As of late this evening, it was unclear that any of the Senate Republican conferees would vote in favor of the plan. Without Senate Republican support, all four of the panel’s Senate Democrats would need to support the package for it to be approved, making Cardin’s vote crucial.
Earlier in the day, sources indicated that GOP conferees Sens. Jon Kyl (Ariz.) and John Barrasso (Wyo.) — both members of Senate Republican leadership — were unlikely to support the deal. These same sources said that Sen. Mike Crapo (R-Idaho) might be the most likely to flip but that even those chances were slim.
Senate Democratic aides indicated that House Republicans were looking for some cover from Senate GOP approval, but the eleventh-hour press on Senate Republicans as leaders scrambled for compromise seemed almost too late given how they had been absent from negotiations before tonight.

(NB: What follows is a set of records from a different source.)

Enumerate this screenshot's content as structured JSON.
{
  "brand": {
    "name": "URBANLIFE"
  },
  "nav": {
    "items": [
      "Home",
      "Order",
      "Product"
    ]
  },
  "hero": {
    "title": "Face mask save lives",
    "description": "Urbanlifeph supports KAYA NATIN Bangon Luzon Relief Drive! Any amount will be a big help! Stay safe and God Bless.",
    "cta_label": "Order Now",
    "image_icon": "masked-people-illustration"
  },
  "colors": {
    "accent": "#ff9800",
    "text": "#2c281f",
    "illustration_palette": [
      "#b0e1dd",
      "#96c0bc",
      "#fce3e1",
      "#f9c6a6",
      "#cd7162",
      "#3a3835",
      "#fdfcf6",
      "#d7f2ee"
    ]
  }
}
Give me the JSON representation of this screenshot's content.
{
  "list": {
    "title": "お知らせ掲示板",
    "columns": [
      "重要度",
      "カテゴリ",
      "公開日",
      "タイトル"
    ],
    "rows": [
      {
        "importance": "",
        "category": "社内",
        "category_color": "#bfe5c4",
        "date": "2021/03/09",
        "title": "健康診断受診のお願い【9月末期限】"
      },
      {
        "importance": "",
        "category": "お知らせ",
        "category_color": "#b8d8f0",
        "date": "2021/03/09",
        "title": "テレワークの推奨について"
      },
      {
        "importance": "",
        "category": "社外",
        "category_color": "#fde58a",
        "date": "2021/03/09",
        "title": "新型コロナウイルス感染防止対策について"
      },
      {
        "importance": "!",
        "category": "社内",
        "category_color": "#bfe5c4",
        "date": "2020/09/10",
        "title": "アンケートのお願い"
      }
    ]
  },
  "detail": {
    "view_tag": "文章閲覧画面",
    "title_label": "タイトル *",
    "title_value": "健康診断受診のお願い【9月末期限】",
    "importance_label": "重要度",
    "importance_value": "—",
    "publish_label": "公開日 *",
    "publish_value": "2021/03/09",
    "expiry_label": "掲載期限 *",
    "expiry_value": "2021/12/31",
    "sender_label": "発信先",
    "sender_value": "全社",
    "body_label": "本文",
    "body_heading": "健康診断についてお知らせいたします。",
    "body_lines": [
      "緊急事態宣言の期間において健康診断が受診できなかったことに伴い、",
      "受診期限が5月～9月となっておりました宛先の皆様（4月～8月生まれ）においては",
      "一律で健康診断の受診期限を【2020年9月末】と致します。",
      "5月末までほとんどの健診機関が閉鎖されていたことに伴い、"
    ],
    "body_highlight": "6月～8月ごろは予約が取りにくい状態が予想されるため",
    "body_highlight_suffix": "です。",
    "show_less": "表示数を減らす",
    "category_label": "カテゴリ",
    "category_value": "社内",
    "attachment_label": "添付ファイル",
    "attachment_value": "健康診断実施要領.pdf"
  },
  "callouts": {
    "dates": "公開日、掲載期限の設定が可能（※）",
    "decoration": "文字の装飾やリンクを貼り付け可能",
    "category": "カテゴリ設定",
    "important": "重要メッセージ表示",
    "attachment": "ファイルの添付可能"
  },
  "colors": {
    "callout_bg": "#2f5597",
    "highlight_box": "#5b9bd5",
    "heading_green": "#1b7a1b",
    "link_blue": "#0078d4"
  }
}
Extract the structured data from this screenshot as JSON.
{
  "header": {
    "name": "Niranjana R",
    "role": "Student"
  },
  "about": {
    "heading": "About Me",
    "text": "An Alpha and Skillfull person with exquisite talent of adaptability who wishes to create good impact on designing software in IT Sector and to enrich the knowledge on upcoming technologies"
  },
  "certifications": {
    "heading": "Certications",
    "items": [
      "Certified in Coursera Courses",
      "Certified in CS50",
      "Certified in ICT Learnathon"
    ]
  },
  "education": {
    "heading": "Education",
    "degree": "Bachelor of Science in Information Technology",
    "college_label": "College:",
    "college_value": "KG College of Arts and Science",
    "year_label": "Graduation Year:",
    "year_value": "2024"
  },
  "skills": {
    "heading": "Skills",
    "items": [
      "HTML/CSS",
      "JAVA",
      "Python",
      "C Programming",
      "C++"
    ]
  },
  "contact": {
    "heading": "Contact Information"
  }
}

“Senate Republicans have been largely out of these talks,” Senate Democratic Conference Vice Chairman Charles Schumer (N.Y.) told reporters Tuesday.
Aides in both leadership and close to the conference committee said the majority of negotiations was between Baucus and Camp, with the involvement of top leaders. The issues raised by other conferees have consumed the debate since those same leaders felt they were close to striking a deal.
United We Dream protesters carry a mock coffin to the office of Sen. Ted Cruz, R-Texas, in the Dirksen Senate Office Building on Monday, July 21, 2014, to hold one of their "funeral services for the Republican Party" due to GOP positions on immigration. The immigration reform group visited several other Senate Republican offices to hold similar funeral services.